What the task requires:
Pictures do not belong in the copy; quote every entry below exactly.

[Data about app and page elements]
=== Section Start ===

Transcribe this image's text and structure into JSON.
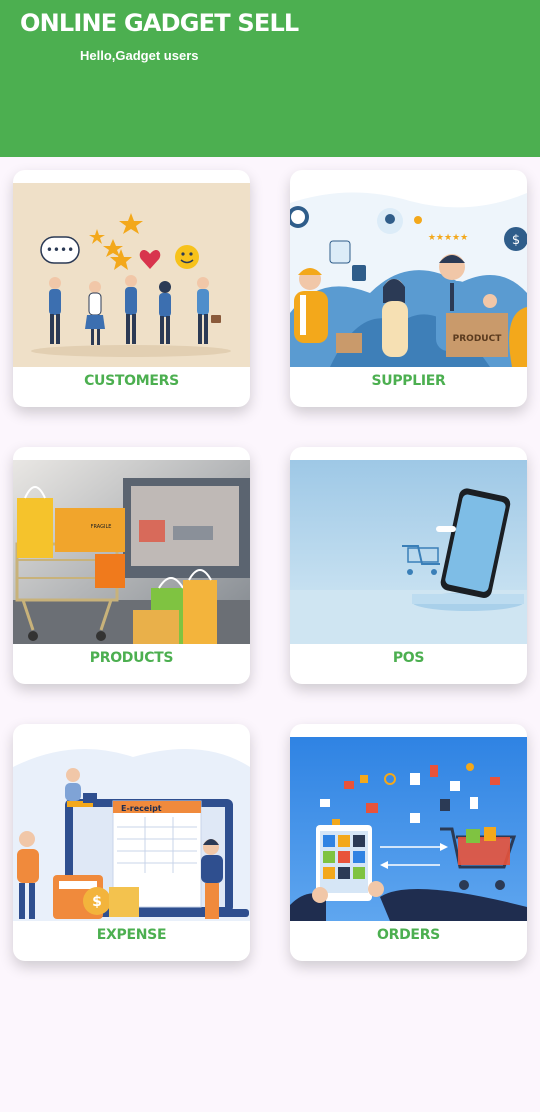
{
  "header": {
    "title": "ONLINE GADGET SELL",
    "subtitle": "Hello,Gadget users",
    "background_color": "#4caf50"
  },
  "menu": {
    "accent_color": "#4caf50",
    "cards": [
      {
        "label": "CUSTOMERS",
        "illustration": "customers-illustration"
      },
      {
        "label": "SUPPLIER",
        "illustration": "supplier-illustration"
      },
      {
        "label": "PRODUCTS",
        "illustration": "products-illustration"
      },
      {
        "label": "POS",
        "illustration": "pos-illustration"
      },
      {
        "label": "EXPENSE",
        "illustration": "expense-illustration"
      },
      {
        "label": "ORDERS",
        "illustration": "orders-illustration"
      }
    ]
  },
  "illustrations": {
    "supplier_box_text": "PRODUCT",
    "expense_receipt_title": "E-receipt",
    "products_box_text": "FRAGILE"
  }
}
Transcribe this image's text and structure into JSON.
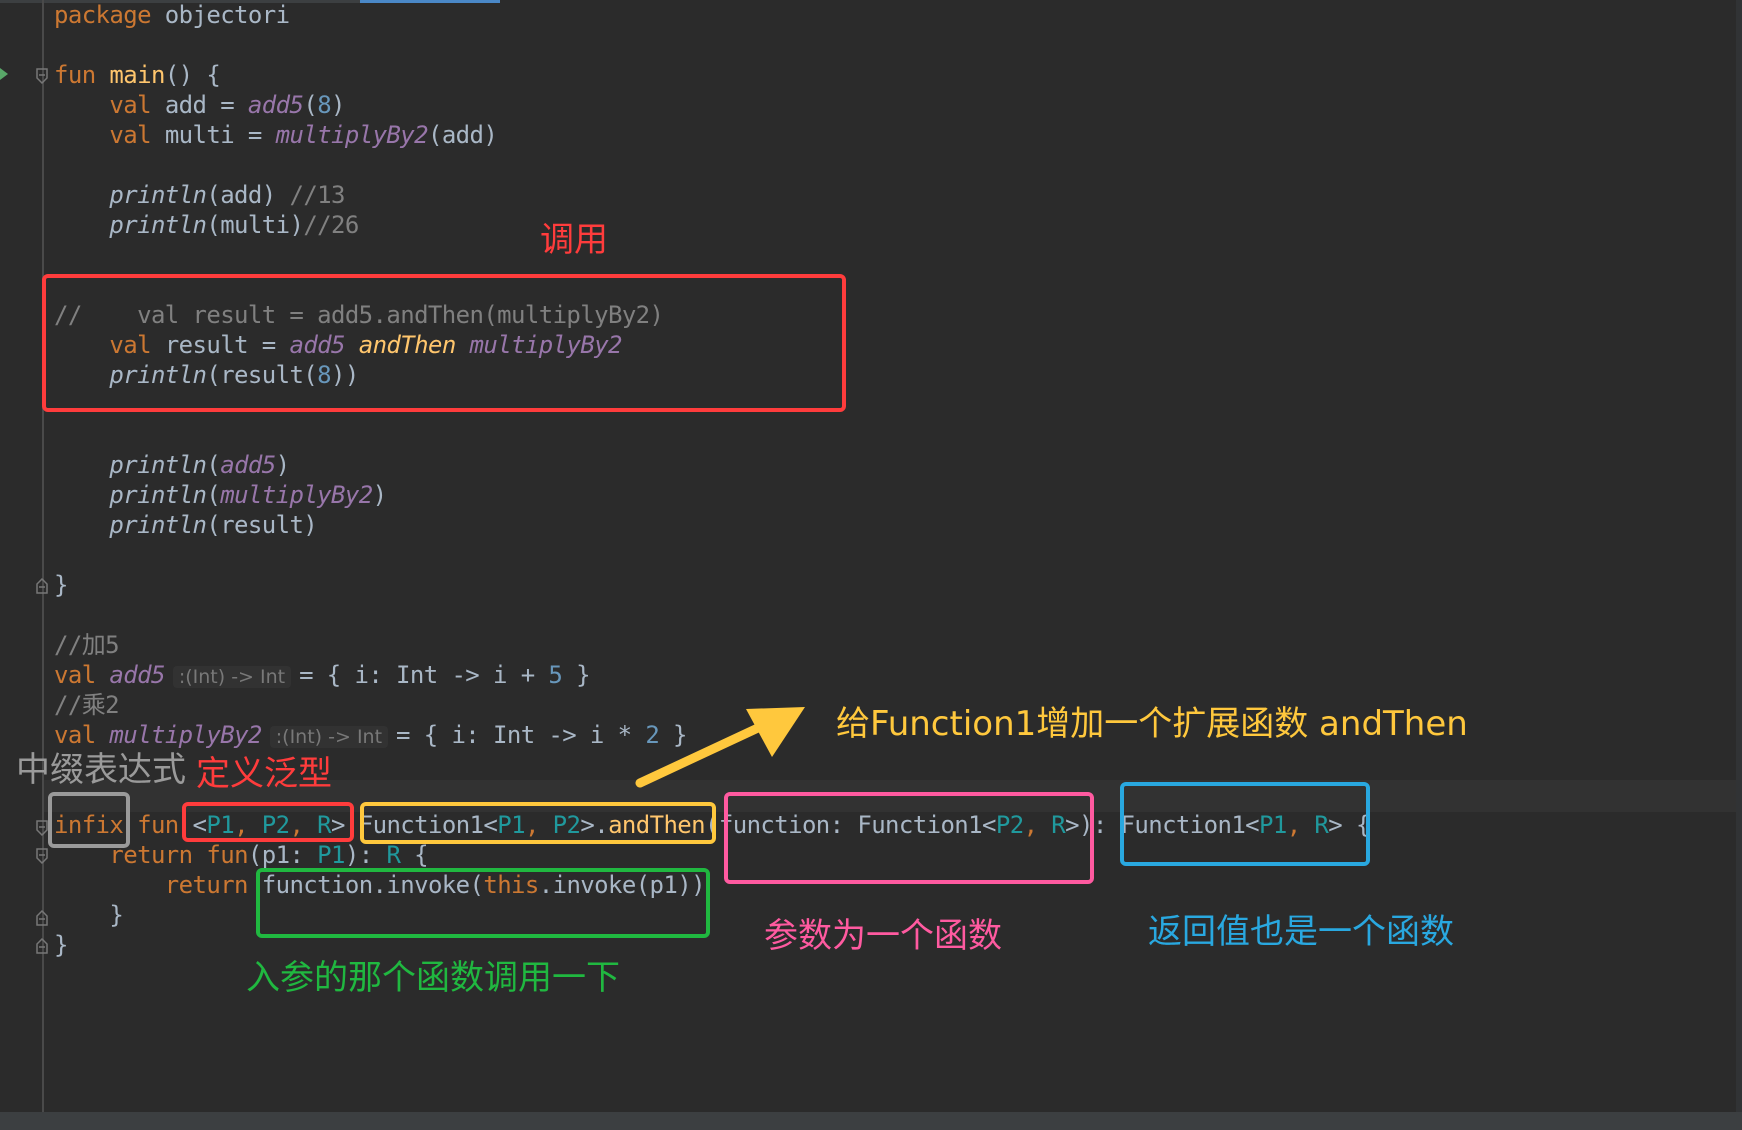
{
  "colors": {
    "background": "#2b2b2b",
    "keyword": "#cc7832",
    "function_name": "#ffc66d",
    "identifier": "#a9b7c6",
    "number": "#6897bb",
    "property": "#9876aa",
    "generic": "#20999d",
    "comment": "#808080",
    "annotation_red": "#ff3c3c",
    "annotation_yellow": "#ffc83d",
    "annotation_pink": "#ff5aa0",
    "annotation_blue": "#29a8e0",
    "annotation_green": "#20b840",
    "annotation_gray": "#9a9a9a"
  },
  "code": {
    "l1": {
      "kw": "package",
      "pkg": " objectori"
    },
    "l2": {
      "kw": "fun",
      "name": "main",
      "rest": "() {"
    },
    "l3": {
      "kw": "val",
      "a": " add = ",
      "fn": "add5",
      "b": "(",
      "num": "8",
      "c": ")"
    },
    "l4": {
      "kw": "val",
      "a": " multi = ",
      "fn": "multiplyBy2",
      "b": "(add)"
    },
    "l5": {
      "fn": "println",
      "a": "(add) ",
      "cm": "//13"
    },
    "l6": {
      "fn": "println",
      "a": "(multi)",
      "cm": "//26"
    },
    "l7": {
      "cm": "//    val result = add5.andThen(multiplyBy2)"
    },
    "l8": {
      "kw": "val",
      "a": " result = ",
      "p1": "add5",
      "inf": "andThen",
      "p2": "multiplyBy2"
    },
    "l9": {
      "fn": "println",
      "a": "(result(",
      "num": "8",
      "b": "))"
    },
    "l10": {
      "fn": "println",
      "a": "(",
      "p": "add5",
      "b": ")"
    },
    "l11": {
      "fn": "println",
      "a": "(",
      "p": "multiplyBy2",
      "b": ")"
    },
    "l12": {
      "fn": "println",
      "a": "(result)"
    },
    "l13": {
      "a": "}"
    },
    "l14": {
      "cm": "//加5"
    },
    "l15": {
      "kw": "val",
      "p": "add5",
      "hint": ":(Int) -> Int",
      "a": "= { i: Int -> i + ",
      "num": "5",
      "b": " }"
    },
    "l16": {
      "cm": "//乘2"
    },
    "l17": {
      "kw": "val",
      "p": "multiplyBy2",
      "hint": ":(Int) -> Int",
      "a": "= { i: Int -> i * ",
      "num": "2",
      "b": " }"
    },
    "l18": {
      "kw1": "infix",
      "kw2": " fun ",
      "lt": "<",
      "g1": "P1",
      "sep1": ", ",
      "g2": "P2",
      "sep2": ", ",
      "g3": "R",
      "gt": ">",
      "sp": " ",
      "fnc": "Function1<",
      "g4": "P1",
      "sep3": ", ",
      "g5": "P2",
      "rcv": ">.",
      "name": "andThen",
      "paren": "(function: Function1<",
      "g6": "P2",
      "sep4": ", ",
      "g7": "R",
      "close": ">): Function1<",
      "g8": "P1",
      "sep5": ", ",
      "g9": "R",
      "end": "> {"
    },
    "l19": {
      "kw1": "return",
      "kw2": " fun",
      "a": "(p1: ",
      "g1": "P1",
      "b": "): ",
      "g2": "R",
      "c": " {"
    },
    "l20": {
      "kw": "return",
      "a": " function.invoke(",
      "kw2": "this",
      "b": ".invoke(p1))"
    },
    "l21": {
      "a": "}"
    },
    "l22": {
      "a": "}"
    }
  },
  "annotations": {
    "call": "调用",
    "infix_expr": "中缀表达式",
    "define_generic": "定义泛型",
    "extend": "给Function1增加一个扩展函数 andThen",
    "param_is_function": "参数为一个函数",
    "return_is_function": "返回值也是一个函数",
    "invoke_input": "入参的那个函数调用一下"
  }
}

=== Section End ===

Solution below:
Transcribe this image's text and structure into JSON.
{
  "header": {
    "title": "ONLINE GADGET SELL",
    "subtitle": "Hello,Gadget users",
    "background_color": "#4caf50"
  },
  "menu": {
    "accent_color": "#4caf50",
    "cards": [
      {
        "label": "CUSTOMERS",
        "illustration": "customers-illustration"
      },
      {
        "label": "SUPPLIER",
        "illustration": "supplier-illustration"
      },
      {
        "label": "PRODUCTS",
        "illustration": "products-illustration"
      },
      {
        "label": "POS",
        "illustration": "pos-illustration"
      },
      {
        "label": "EXPENSE",
        "illustration": "expense-illustration"
      },
      {
        "label": "ORDERS",
        "illustration": "orders-illustration"
      }
    ]
  },
  "illustrations": {
    "supplier_box_text": "PRODUCT",
    "expense_receipt_title": "E-receipt",
    "products_box_text": "FRAGILE"
  }
}
Transcribe this image's text and structure into JSON.
{
  "colors": {
    "background": "#2b2b2b",
    "keyword": "#cc7832",
    "function_name": "#ffc66d",
    "identifier": "#a9b7c6",
    "number": "#6897bb",
    "property": "#9876aa",
    "generic": "#20999d",
    "comment": "#808080",
    "annotation_red": "#ff3c3c",
    "annotation_yellow": "#ffc83d",
    "annotation_pink": "#ff5aa0",
    "annotation_blue": "#29a8e0",
    "annotation_green": "#20b840",
    "annotation_gray": "#9a9a9a"
  },
  "code": {
    "l1": {
      "kw": "package",
      "pkg": " objectori"
    },
    "l2": {
      "kw": "fun",
      "name": "main",
      "rest": "() {"
    },
    "l3": {
      "kw": "val",
      "a": " add = ",
      "fn": "add5",
      "b": "(",
      "num": "8",
      "c": ")"
    },
    "l4": {
      "kw": "val",
      "a": " multi = ",
      "fn": "multiplyBy2",
      "b": "(add)"
    },
    "l5": {
      "fn": "println",
      "a": "(add) ",
      "cm": "//13"
    },
    "l6": {
      "fn": "println",
      "a": "(multi)",
      "cm": "//26"
    },
    "l7": {
      "cm": "//    val result = add5.andThen(multiplyBy2)"
    },
    "l8": {
      "kw": "val",
      "a": " result = ",
      "p1": "add5",
      "inf": "andThen",
      "p2": "multiplyBy2"
    },
    "l9": {
      "fn": "println",
      "a": "(result(",
      "num": "8",
      "b": "))"
    },
    "l10": {
      "fn": "println",
      "a": "(",
      "p": "add5",
      "b": ")"
    },
    "l11": {
      "fn": "println",
      "a": "(",
      "p": "multiplyBy2",
      "b": ")"
    },
    "l12": {
      "fn": "println",
      "a": "(result)"
    },
    "l13": {
      "a": "}"
    },
    "l14": {
      "cm": "//加5"
    },
    "l15": {
      "kw": "val",
      "p": "add5",
      "hint": ":(Int) -> Int",
      "a": "= { i: Int -> i + ",
      "num": "5",
      "b": " }"
    },
    "l16": {
      "cm": "//乘2"
    },
    "l17": {
      "kw": "val",
      "p": "multiplyBy2",
      "hint": ":(Int) -> Int",
      "a": "= { i: Int -> i * ",
      "num": "2",
      "b": " }"
    },
    "l18": {
      "kw1": "infix",
      "kw2": " fun ",
      "lt": "<",
      "g1": "P1",
      "sep1": ", ",
      "g2": "P2",
      "sep2": ", ",
      "g3": "R",
      "gt": ">",
      "sp": " ",
      "fnc": "Function1<",
      "g4": "P1",
      "sep3": ", ",
      "g5": "P2",
      "rcv": ">.",
      "name": "andThen",
      "paren": "(function: Function1<",
      "g6": "P2",
      "sep4": ", ",
      "g7": "R",
      "close": ">): Function1<",
      "g8": "P1",
      "sep5": ", ",
      "g9": "R",
      "end": "> {"
    },
    "l19": {
      "kw1": "return",
      "kw2": " fun",
      "a": "(p1: ",
      "g1": "P1",
      "b": "): ",
      "g2": "R",
      "c": " {"
    },
    "l20": {
      "kw": "return",
      "a": " function.invoke(",
      "kw2": "this",
      "b": ".invoke(p1))"
    },
    "l21": {
      "a": "}"
    },
    "l22": {
      "a": "}"
    }
  },
  "annotations": {
    "call": "调用",
    "infix_expr": "中缀表达式",
    "define_generic": "定义泛型",
    "extend": "给Function1增加一个扩展函数 andThen",
    "param_is_function": "参数为一个函数",
    "return_is_function": "返回值也是一个函数",
    "invoke_input": "入参的那个函数调用一下"
  }
}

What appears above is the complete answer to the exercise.